It must now attempt to convince the City the move is the right one. Morten Singleton, telecoms analyst at Williams de Broë, says: "There's a real education process that Vodafone has to get through now to demonstrate to the market that it can make it work. AT&T is a poor quality asset."
Similarly strong feelings are being expressed by shareholders. Standard Life's Ms Robertson says: "On current analyst forecasts, the deal would be substantially earnings destructive. We remain to be convinced that the deal would add value given the available information."
Not only does Vodafone have its work cut out to turn AT&T Wireless around but, to win the "prize", it must also sell out of the country's leading operator. It currently owns a minority 45 per cent stake in Verizon Wireless, valued at around $23bn. If it does sell, then it faces a potential tax bill of up to $6bn, although it may be liable for tax relief if it invests that in other US assets.
The City wants clarity on the exact amount Vodafone has bid, how much it will get for its stake in Verizon Wireless and the scale, if any, of the tax liabilities.
Vodafone had to do something about its US business, the one gap in its plans for world mobile dominance. Williams de Broë's Mr Singleton says: "Vodafone's US position is an untenable one for the long term. It's highly profitable and very good in giving Vodafone some dividends. But it doesn't provide them with the ability to call themselves a global brand."

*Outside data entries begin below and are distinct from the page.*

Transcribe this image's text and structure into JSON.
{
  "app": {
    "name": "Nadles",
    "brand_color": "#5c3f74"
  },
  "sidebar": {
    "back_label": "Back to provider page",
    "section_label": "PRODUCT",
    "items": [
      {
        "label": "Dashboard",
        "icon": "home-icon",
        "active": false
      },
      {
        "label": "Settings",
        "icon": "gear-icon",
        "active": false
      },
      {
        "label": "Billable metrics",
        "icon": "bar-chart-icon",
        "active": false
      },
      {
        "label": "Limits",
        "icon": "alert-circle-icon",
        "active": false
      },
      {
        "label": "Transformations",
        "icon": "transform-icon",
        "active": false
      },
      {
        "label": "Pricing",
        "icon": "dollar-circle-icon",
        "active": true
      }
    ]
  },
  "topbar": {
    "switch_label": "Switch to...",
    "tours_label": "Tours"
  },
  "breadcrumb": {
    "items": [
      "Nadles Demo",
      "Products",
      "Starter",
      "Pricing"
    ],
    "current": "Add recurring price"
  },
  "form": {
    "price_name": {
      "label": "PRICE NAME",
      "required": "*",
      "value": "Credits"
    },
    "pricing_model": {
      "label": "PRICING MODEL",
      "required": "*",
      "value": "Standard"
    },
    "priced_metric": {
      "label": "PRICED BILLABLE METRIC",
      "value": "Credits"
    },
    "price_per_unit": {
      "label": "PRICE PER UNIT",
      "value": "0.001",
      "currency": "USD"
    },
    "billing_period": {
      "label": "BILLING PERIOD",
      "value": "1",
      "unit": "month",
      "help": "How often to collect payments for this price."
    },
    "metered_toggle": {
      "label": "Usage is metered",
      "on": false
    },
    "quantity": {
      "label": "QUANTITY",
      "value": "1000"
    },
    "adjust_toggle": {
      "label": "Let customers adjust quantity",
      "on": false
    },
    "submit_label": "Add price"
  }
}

Mr Sarin appears to be working on his own terms and is in no hurry to share them with the City. The truth is that, following in Sir Christopher's trailblazing footsteps, he has a formidable task to turn the Vodafone dream into a reality.Reuse content